The tradition of volunteerism is really a way of life in America. So much so that a few years ago when I was asked to give a talk on "America" to high school students in Albania, my topic was volunteering. First some facts: in 2013, a total of 62.6 million Americans volunteered their time. This means that 25.4% of Americans give freely of their time each year. Their unpaid efforts annually equate to 7.7 billion man hours valued at $173 billion dollars. Imagine if all of these volunteers got paid in cash for their efforts. But these are simply statistics; what does all of this mean to each of us on a daily basis?
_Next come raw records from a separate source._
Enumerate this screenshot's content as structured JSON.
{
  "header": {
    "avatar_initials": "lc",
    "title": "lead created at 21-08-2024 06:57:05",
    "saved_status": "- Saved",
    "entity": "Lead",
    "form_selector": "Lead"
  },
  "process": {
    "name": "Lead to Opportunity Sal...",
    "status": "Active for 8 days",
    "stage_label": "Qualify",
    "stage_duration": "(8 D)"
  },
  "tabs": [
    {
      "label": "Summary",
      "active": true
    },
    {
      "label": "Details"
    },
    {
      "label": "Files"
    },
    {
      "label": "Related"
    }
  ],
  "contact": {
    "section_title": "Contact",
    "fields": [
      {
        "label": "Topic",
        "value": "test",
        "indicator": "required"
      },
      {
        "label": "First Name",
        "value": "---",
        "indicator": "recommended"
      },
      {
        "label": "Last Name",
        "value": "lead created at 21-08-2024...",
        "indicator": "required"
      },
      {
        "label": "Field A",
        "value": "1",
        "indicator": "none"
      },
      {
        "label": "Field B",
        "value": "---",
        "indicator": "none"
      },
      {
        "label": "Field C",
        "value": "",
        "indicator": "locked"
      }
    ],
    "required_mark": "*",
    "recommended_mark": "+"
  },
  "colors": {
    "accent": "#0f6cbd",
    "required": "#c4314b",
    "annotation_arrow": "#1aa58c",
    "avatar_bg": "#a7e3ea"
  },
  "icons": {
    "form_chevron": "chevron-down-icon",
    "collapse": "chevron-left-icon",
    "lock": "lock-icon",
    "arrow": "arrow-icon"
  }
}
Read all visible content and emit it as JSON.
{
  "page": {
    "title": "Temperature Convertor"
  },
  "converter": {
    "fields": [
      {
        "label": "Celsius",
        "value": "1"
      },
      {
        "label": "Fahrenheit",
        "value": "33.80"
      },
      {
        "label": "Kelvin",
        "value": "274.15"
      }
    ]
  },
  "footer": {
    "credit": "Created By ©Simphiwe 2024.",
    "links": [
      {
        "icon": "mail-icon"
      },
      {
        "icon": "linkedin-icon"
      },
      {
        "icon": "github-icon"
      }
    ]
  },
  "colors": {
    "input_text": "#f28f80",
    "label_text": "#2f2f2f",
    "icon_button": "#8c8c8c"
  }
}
All I have to do is look around my own little military community and I see volunteers everywhere. There are parents volunteering in their children's classrooms, native English speakers running language groups so others can improve their language skills and pet lovers dedicating their time to local shelters. There are people volunteering to teach crafts, to organize trips, men and women leading scout troops and others yet collecting donations for orphanages. And lets not forget all of the youth sports programs that are the mainstay of after school activities for children everywhere. The coaches are all volunteers and as one of them, I can tell you both the importance of giving of my time and the real time it takes to make each practice a positive experience for everyone involved. As is the case with most volunteer activities you can't just show up and expect things to go smoothly; it takes pre-planning and organization for a practice to go off without a hitch.
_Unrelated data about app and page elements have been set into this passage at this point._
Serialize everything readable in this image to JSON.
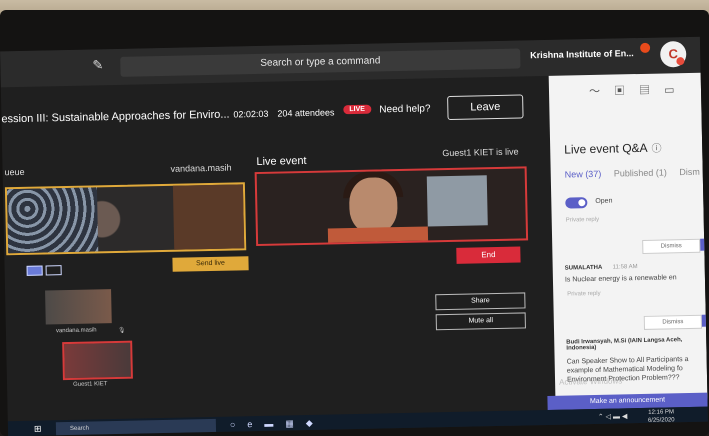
{
  "topbar": {
    "search_placeholder": "Search or type a command",
    "org_name": "Krishna Institute of En...",
    "avatar_initial": "C"
  },
  "meeting": {
    "title": "ession III: Sustainable Approaches for Enviro...",
    "timer": "02:02:03",
    "attendees": "204 attendees",
    "live_badge": "LIVE",
    "help": "Need help?",
    "leave": "Leave"
  },
  "stage": {
    "queue_label": "ueue",
    "queue_presenter": "vandana.masih",
    "live_event_label": "Live event",
    "live_status": "Guest1 KIET is live",
    "send_live": "Send live",
    "end": "End",
    "share": "Share",
    "mute_all": "Mute all",
    "thumbnails": [
      {
        "name": "vandana.masih"
      },
      {
        "name": "Guest1 KIET"
      }
    ]
  },
  "qa_panel": {
    "title": "Live event Q&A",
    "tabs": [
      "New (37)",
      "Published (1)",
      "Dism"
    ],
    "open_label": "Open",
    "private_reply": "Private reply",
    "dismiss": "Dismiss",
    "questions": [
      {
        "author": "SUMALATHA",
        "time": "11:58 AM",
        "text": "Is Nuclear energy is a renewable en"
      },
      {
        "author": "Budi Irwansyah, M.Si (IAIN Langsa Aceh, Indonesia)",
        "time": "",
        "text": "Can Speaker Show to All Participants a example of Mathematical Modeling fo Environment Protection Problem???"
      }
    ],
    "announce": "Make an announcement",
    "activate_windows": "Activate Windows"
  },
  "taskbar": {
    "search": "Search",
    "time": "12:16 PM",
    "date": "6/25/2020"
  }
}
All of this unpaid volunteer time is actually like....well....paid work. And for me, there lies the catch. I know first hand that volunteering takes time and it take commitment but all I ask is that if you are one of the people who steps forward to volunteer, you give it your all. Its as simple as that. People volunteer for a variety of reasons and I applaud them all. After all, for whatever reason they have decided that they want to give of themselves and give back to their community. And I know there are times when I have too much going on to step forward to volunteer so when that is the case, I keep my hand down and don't. But when I do, I view it as a job. That means being committed to the activity, showing up when I say I will and being mentally as well as physically present when required. Just as with paid employment, some days this is easier to do than others but slacking simply isn't an option. If only everyone felt this way.

In following with my theme of youth sports, when we sign up as volunteer coaches we are making a promise to our young players that we will be there. And at an age when youth athletics is as much about sportsmanship and skills that carry into life off of the field as it is about learning the intricacies of the game, keeping our promises is important. As a coach repeatedly canceling practices or simply not showing up is sending the wrong message. Would a volunteer behave this way if they were getting paid? Probably not; but then again, maybe they would.

Volunteers do help make the world go around but if we step forward to volunteer we need to be committed to our efforts. Anything else is simply unacceptable. Don't you agree?